Newton Vineyard is accessible from a different road behind St. Helena. It has a square mile of hillside property that dates back to 1977 and is focused on Cabernet Sauvignon.
“Complex and textural would be my summary,” says Newton Vineyards’ Mann of the Cabernet here. “Spring Mountain has an incredibly diverse combination of soil types, aspect, slope, altitude, varietal mix, planting density and vine age. Within one vineyard, depending on the site, you may have four weeks difference in ripening from one plot to the next, planted to the same variety.”
West-facing slopes can be barren and dry, supporting low scrub and live oak, and winemakers must be careful not to let fruit cook in these areas. An adjacent east-facing slope 100 feet away can be cooler and more humid, supporting oak and redwood trees. Slopes are often too steep and cool to ripen red grape varieties.
“The wines are rather intellectual and red-fruit based, with an alluring textural and savory structure, and can be incredibly complex,” Mann says.
In addition to Cabernet Sauvignon and other Bordeaux reds, the land is planted to such varieties as Riesling, Gewürztraminer, Sémillon, Petite Sirah and even traditional Port grapes like Touriga Nacional, Tinto Cao and Tinta Roriz.
Smith-Madrone’s Stu Smith and his brother, Charlie, settled on Spring Mountain in 1970, intrigued by mountain grapes. They were preceded by Stony Hill, which set up shop in 1943 off Highway 29. Around 1952, it added a commercial winery to the property, planting Chardonnay, Riesling, Gewürztraminer and Sémillon, varieties the family still tends.
Fritz Maytag, of the appliance and blue cheese family, resuscitated Anchor Steam Brewing in San Francisco before he bought 320 acres on Spring Mountain in 1968. On the site, he created York Creek Vineyards, the winery with the Port varieties, blending them with Petite Sirah and Zinfandel and bottling them in fortified form.

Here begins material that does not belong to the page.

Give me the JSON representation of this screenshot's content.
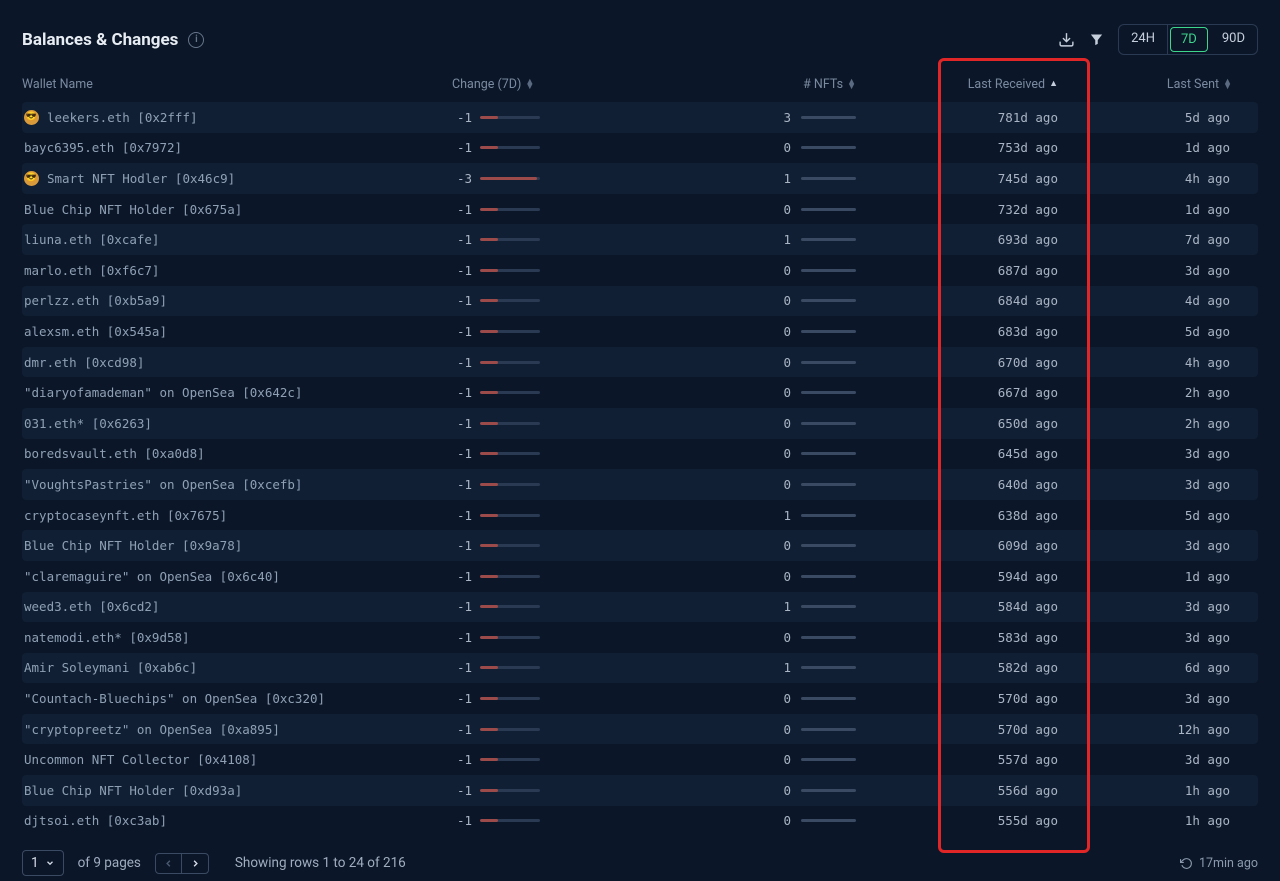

The winery’s labels feature the 24 native trees on the property, from madrone to buckeye.
Cain Vineyard & Winery is nearby, where longtime winemaker Christopher Howell makes Cain Five, Cain Concept and Cain Cuvée, all Cabernet Sauvignon-based blends. Terraces face north, south, east and west, with a focus on the five classic red Bordeaux varieties.
Spring Mountain Vineyard 2012 Elivette Red (Napa Valley)$150, 94 points.Beginning with a velvety texture and inviting bouquet of strawberry and rose, this classic blend of 82% Cabernet Sauvignon, 8% Cabernet Franc, 8% Petit Verdot and 2% Merlot is grown on the winery’s 845-acre estate. Kirsch, black pepper and chocolate combine atop a smooth, integrated palate that’s elegant from start to finish, the oak tempered to good effect. Drink now through 2027. Cellar Selection.
Smith-Madrone 2013 Cabernet Sauvignon, $50, 93 points. From dry-farmed estate vines, this savory, classically styled red is dusty in cedar, dried herb and peppercorn, incredibly inviting and nuanced. It speaks quietly of the forest which surrounds its estate, a complex, balanced landscape of subtle, elegant flavor and intriguing length. Editors’ Choice.
Terra Valentine 2013 Wurtele Vineyard Cabernet Sauvignon; $80, 91 points. A 100% varietal wine, this is a tense study in black cherry, blueberry and dry chalky tannins, which need further time to resolve. Still puckering on the finish, it offers streaks of cedar, pencil lead and coconut that are still integrating. Drink now through 2023. Cellar Selection.